:: To do ::
Lines holding the string "clock" are the ones to copy from this listing.

:: Extracted data ::
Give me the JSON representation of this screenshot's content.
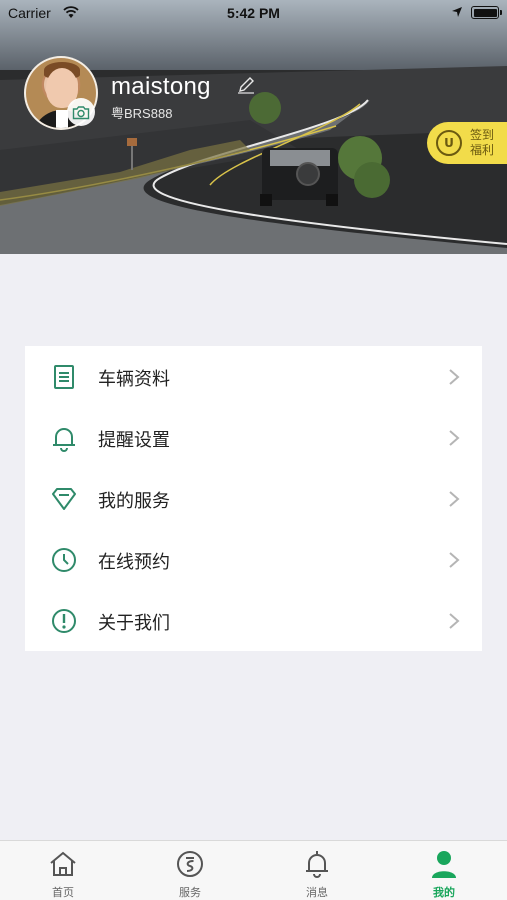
{
  "status_bar": {
    "carrier": "Carrier",
    "time": "5:42 PM"
  },
  "profile": {
    "username": "maistong",
    "plate": "粤BRS888"
  },
  "checkin": {
    "badge": "U",
    "line1": "签到",
    "line2": "福利"
  },
  "menu": {
    "items": [
      {
        "label": "车辆资料",
        "icon": "document-icon"
      },
      {
        "label": "提醒设置",
        "icon": "bell-icon"
      },
      {
        "label": "我的服务",
        "icon": "diamond-icon"
      },
      {
        "label": "在线预约",
        "icon": "clock-icon"
      },
      {
        "label": "关于我们",
        "icon": "info-icon"
      }
    ]
  },
  "tabbar": {
    "tabs": [
      {
        "label": "首页",
        "icon": "home-icon"
      },
      {
        "label": "服务",
        "icon": "service-icon"
      },
      {
        "label": "消息",
        "icon": "bell-icon"
      },
      {
        "label": "我的",
        "icon": "person-icon",
        "active": true
      }
    ]
  },
  "colors": {
    "accent": "#19a65c",
    "icon_green": "#2f8a6a",
    "checkin_yellow": "#f2dc4a"
  }
}
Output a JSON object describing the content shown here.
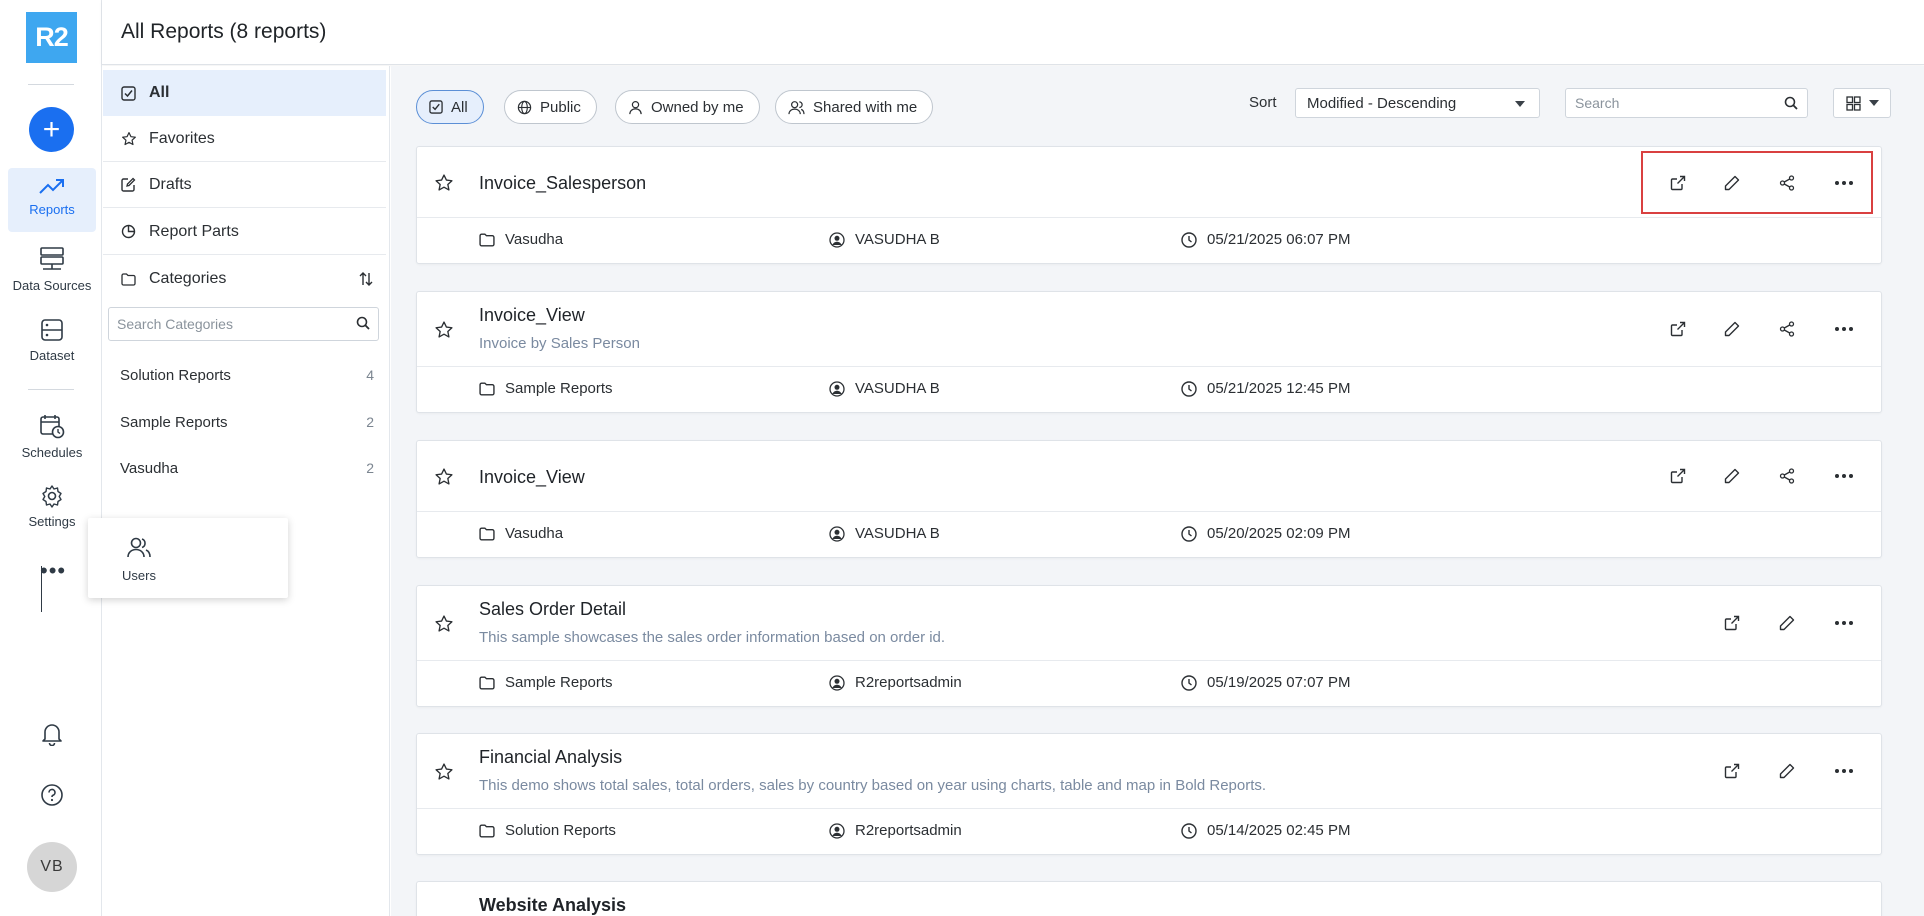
{
  "app": {
    "logo_text": "R2",
    "brand_color": "#3ea7f0",
    "accent_color": "#1a6ff0"
  },
  "rail": {
    "add_label": "+",
    "items": [
      {
        "label": "Reports",
        "icon": "trend-icon",
        "active": true
      },
      {
        "label": "Data Sources",
        "icon": "server-icon"
      },
      {
        "label": "Dataset",
        "icon": "dataset-icon"
      },
      {
        "label": "Schedules",
        "icon": "calendar-clock-icon"
      },
      {
        "label": "Settings",
        "icon": "gear-icon"
      }
    ],
    "more_label": "•••",
    "avatar_initials": "VB"
  },
  "popup": {
    "label": "Users",
    "icon": "users-icon"
  },
  "header": {
    "title": "All Reports (8 reports)"
  },
  "sidebar": {
    "items": [
      {
        "label": "All",
        "icon": "check-square-icon",
        "active": true
      },
      {
        "label": "Favorites",
        "icon": "star-icon"
      },
      {
        "label": "Drafts",
        "icon": "edit-square-icon"
      },
      {
        "label": "Report Parts",
        "icon": "pie-icon"
      },
      {
        "label": "Categories",
        "icon": "folder-icon"
      }
    ],
    "category_search_placeholder": "Search Categories",
    "categories": [
      {
        "name": "Solution Reports",
        "count": "4"
      },
      {
        "name": "Sample Reports",
        "count": "2"
      },
      {
        "name": "Vasudha",
        "count": "2"
      }
    ]
  },
  "filters": {
    "chips": [
      {
        "label": "All",
        "active": true
      },
      {
        "label": "Public"
      },
      {
        "label": "Owned by me"
      },
      {
        "label": "Shared with me"
      }
    ],
    "sort_label": "Sort",
    "sort_value": "Modified - Descending",
    "search_placeholder": "Search"
  },
  "reports": [
    {
      "name": "Invoice_Salesperson",
      "description": "",
      "category": "Vasudha",
      "owner": "VASUDHA B",
      "modified": "05/21/2025 06:07 PM",
      "shareable": true
    },
    {
      "name": "Invoice_View",
      "description": "Invoice by Sales Person",
      "category": "Sample Reports",
      "owner": "VASUDHA B",
      "modified": "05/21/2025 12:45 PM",
      "shareable": true
    },
    {
      "name": "Invoice_View",
      "description": "",
      "category": "Vasudha",
      "owner": "VASUDHA B",
      "modified": "05/20/2025 02:09 PM",
      "shareable": true
    },
    {
      "name": "Sales Order Detail",
      "description": "This sample showcases the sales order information based on order id.",
      "category": "Sample Reports",
      "owner": "R2reportsadmin",
      "modified": "05/19/2025 07:07 PM",
      "shareable": false
    },
    {
      "name": "Financial Analysis",
      "description": "This demo shows total sales, total orders, sales by country based on year using charts, table and map in Bold Reports.",
      "category": "Solution Reports",
      "owner": "R2reportsadmin",
      "modified": "05/14/2025 02:45 PM",
      "shareable": false
    },
    {
      "name": "Website Analysis",
      "description": "",
      "category": "",
      "owner": "",
      "modified": "",
      "shareable": false
    }
  ]
}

:: Response box ::
        "icon": "clock-icon"
        "icon": "calendar-clock-icon"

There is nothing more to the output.